A.B. Ohio Wesleyan, 1868; A.M., 1871; study in Berlin, 1871; A.M., Ph.D. Harvard, 1877.
Instr. Lat. & Gk. Wil-loughby Coll. (Willoughby, OH), 1868-9; prof. Lat. & Gk. Baldwin U., 1869-74; tutor to prof. Gk. Harvard, 1874-1909; founder with L. Packard & T. D. Seymour, College Series of Greek Authors, 1879; founder with C. E. Norton & W. W. Goodwin, AIA, 1879; pres., 1897-1903; co-founder ASCSA, 1881; first chair mng. comm., 1881-7; ann. prof. 1893-4; founder with J. B. Greenough, HSCP, 1890.
"On the Homeric Uses of the Subjunctive and Optative Moods" (Harvard, 1877)
J. H. H. Schmidt, An Introduction to the Rhythmic and Metric of the Classical Languages (Leitfaden in der Rhythmik und Metrik der classischen Sprachen) (trans.) (Boston, 1869); The Oedipus Tyrannus of Sophocles (Boston, 1873); A Series of First Lessons in Greek (Boston, 1876; repr. through 1930); Selections from Xenophon and Herodotus, ed. with W. W. Goodwin (Boston, 1877); Greek and Latin at Sight (Boston, 1878); An Illustrated Dictionary to Xenophon's Anabasis, with M. H. Morgan (Boston, 1892); The First Four Books of Xenophon's Anabasis, ed. with W. W. Goodwin (Boston, 1894); The First Greek Book (Boston & London, 1896); "The Manuscripts of Aristophanes," CP 1 (1906) 1-20, 255-78; "Enoplic Metre in Greek Comedy," CP 2 (1907) 419-43; "The Iambic Trimeter in Menander," CP 4 (1909) 139-61; The Verse of Greek Comedy (London, 1912); The Scholia on the Aves of Aristophanes (Boston & London, 1914).

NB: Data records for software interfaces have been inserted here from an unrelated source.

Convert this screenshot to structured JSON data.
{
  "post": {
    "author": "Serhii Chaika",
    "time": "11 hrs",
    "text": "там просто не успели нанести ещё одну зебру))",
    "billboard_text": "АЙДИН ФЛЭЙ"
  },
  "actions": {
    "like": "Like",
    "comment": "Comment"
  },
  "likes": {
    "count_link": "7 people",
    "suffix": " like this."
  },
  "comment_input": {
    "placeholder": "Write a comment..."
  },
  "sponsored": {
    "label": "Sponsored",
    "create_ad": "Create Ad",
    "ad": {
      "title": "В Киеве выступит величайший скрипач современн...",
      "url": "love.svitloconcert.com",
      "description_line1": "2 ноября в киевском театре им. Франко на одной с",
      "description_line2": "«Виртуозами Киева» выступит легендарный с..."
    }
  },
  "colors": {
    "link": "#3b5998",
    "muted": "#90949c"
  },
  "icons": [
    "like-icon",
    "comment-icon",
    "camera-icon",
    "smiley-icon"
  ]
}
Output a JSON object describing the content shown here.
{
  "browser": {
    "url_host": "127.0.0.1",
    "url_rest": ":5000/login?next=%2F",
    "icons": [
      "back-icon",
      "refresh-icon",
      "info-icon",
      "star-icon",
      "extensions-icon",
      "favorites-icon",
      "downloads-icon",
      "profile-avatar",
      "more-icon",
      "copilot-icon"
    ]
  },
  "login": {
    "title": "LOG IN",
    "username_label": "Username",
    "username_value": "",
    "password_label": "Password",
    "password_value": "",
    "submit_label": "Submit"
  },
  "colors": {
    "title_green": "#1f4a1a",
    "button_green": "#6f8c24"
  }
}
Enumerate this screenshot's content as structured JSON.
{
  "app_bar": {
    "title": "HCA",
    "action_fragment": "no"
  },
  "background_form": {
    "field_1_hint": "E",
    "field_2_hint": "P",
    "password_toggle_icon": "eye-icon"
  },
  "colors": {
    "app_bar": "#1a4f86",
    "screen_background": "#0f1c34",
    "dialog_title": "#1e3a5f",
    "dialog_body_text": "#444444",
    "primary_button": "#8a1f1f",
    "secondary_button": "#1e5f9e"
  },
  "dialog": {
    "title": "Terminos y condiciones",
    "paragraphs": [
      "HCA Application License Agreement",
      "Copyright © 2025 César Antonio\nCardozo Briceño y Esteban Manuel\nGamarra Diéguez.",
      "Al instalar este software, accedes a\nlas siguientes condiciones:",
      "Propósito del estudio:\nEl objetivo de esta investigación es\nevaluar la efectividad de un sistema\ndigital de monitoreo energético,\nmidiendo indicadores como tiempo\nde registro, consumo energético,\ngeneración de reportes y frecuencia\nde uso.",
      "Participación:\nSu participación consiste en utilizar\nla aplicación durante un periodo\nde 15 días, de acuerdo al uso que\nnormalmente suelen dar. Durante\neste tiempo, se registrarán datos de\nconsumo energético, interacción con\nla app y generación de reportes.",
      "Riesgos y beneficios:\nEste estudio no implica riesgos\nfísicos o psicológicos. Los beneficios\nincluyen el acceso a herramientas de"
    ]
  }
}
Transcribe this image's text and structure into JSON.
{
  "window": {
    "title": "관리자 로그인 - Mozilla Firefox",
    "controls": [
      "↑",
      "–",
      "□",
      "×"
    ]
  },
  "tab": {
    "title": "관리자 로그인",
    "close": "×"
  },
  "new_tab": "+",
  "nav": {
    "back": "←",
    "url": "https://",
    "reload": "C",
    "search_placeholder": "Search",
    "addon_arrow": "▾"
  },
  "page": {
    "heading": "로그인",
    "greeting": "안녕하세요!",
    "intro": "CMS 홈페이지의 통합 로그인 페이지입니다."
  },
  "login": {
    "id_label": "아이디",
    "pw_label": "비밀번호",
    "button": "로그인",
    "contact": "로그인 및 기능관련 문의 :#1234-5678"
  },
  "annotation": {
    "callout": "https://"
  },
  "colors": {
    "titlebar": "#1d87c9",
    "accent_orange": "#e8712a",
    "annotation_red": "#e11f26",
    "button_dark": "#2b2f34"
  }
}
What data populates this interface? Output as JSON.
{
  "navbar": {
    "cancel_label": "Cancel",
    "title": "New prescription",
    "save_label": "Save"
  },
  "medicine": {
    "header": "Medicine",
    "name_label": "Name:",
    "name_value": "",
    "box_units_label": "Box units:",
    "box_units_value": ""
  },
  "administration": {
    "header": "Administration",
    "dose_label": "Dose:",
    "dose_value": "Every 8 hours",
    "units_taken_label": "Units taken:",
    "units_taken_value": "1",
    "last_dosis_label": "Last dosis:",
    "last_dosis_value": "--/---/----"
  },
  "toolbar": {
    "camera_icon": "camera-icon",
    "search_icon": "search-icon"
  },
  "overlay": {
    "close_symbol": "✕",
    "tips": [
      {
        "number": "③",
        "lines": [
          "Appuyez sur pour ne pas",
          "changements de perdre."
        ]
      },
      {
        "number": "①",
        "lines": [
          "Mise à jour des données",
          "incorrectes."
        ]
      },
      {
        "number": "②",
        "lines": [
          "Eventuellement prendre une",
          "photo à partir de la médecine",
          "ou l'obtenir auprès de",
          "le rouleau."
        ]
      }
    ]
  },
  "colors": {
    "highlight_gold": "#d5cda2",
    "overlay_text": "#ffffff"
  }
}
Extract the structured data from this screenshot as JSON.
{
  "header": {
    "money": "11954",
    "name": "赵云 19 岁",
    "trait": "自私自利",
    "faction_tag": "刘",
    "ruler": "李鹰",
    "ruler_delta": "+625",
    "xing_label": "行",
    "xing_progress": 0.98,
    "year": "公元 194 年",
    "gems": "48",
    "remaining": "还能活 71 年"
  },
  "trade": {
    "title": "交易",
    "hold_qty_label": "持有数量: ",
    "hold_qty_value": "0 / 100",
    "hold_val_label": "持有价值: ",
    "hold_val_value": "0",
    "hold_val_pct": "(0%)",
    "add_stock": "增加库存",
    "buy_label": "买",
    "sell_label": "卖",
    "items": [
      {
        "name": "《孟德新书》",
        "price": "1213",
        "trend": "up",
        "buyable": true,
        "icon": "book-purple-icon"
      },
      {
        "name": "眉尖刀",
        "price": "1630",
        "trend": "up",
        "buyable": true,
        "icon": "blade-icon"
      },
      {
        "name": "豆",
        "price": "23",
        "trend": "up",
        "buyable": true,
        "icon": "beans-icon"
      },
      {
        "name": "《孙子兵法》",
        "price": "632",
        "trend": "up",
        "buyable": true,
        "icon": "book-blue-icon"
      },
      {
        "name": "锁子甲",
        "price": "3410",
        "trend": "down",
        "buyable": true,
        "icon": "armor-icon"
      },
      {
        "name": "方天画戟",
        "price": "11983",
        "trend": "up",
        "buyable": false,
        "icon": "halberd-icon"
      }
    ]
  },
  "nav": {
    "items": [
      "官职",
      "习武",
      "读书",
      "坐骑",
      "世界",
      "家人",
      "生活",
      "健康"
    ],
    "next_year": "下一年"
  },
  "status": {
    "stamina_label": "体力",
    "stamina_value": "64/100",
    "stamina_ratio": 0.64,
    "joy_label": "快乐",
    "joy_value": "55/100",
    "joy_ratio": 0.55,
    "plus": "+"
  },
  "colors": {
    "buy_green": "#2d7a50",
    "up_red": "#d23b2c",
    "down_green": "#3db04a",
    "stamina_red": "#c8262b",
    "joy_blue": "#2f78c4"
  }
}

Scion of an old New England family and long a Harvard professor, White was raised in Ohio, where his father, a minister, moved in 1832. It was also there that he took his first university degrees and held his earliest (and generally forgotten) teaching positions. The publication of his well-received edition of the Oedipus Tyrannus in 1873 led to his appointment as tutor in Greek at Harvard, where he initially concentrated on undergraduate instruction. White is said to have been a dynamic and exacting, but gracious and well-liked teacher, who fostered the notion that students should read widely and at sight in the classical languages. He was also involved in introducing courses in classical civilization which did not require a knowledge of Greek or Latin, and the emphasis he placed on archaeological evidence led him to pioneer the systematic use of slides in the classroom. An enthusiastic hunter, fisherman, and tennis player, he served on and chaired the university's first athletic committee. White edited or co-edited many elementary Greek grammars and readers, and his First Lessons in Greek (based on Xenophon) dominated the American market for well over 50 years. His most famous student was James Loeb, later founder of the Loeb Classical Library. In the late 1890s White began to withdraw from undergraduate teaching and official university duties in order to concentrate on scholarship, and thereafter taught only one or two graduate courses a year, generally in his favorite authors, Aristophanes and Demosthenes. In 1909 he retired from Harvard entirely in order to devote himself to what was to be an exhaustive edition of Aristophanes, including all the scholia. He died having published The Verse of Greek Comedy and Scholia on the Aves.
G. H. Chase, Harvard Graduates Magazine 26 (1917) 42-4; Charles Burton Gulick, DAB 20:112-3; W. G. Hale, CJ 12 (1916-7) 585-7 (portrait 560); Harvard Alumni Bulletin 19 (1917) 628-9; Harvard University Gazette 12 (9 June 1917) 177-8; L. E. Lord, A History of the American School of Classical Studies at Athens (1882-1942): An Intercollegiate Project (Cambridge, 1947) 1-48 (with photograph); S. E. Monson, The Development of Harvard University (Cambridge, 1930), 44-5; NatCAB 12:352; NYTimes (10 May 1917) 13; J. R. Wheeler, AJA 21 (1917) 202-4; A. L. White, Genealogy of the Descendents of John White of Wenham and Lancaster, Massachusetts 1638-1900 (Haverhill, MA, 1900) 2:503-4, 508; for his 1881 undergraduate production of OT, perhaps the first such revival in the United States, see Henry Norman, An Account of the Harvard Greek Play (Boston, 1882).
AUTHORS. Douglas Olson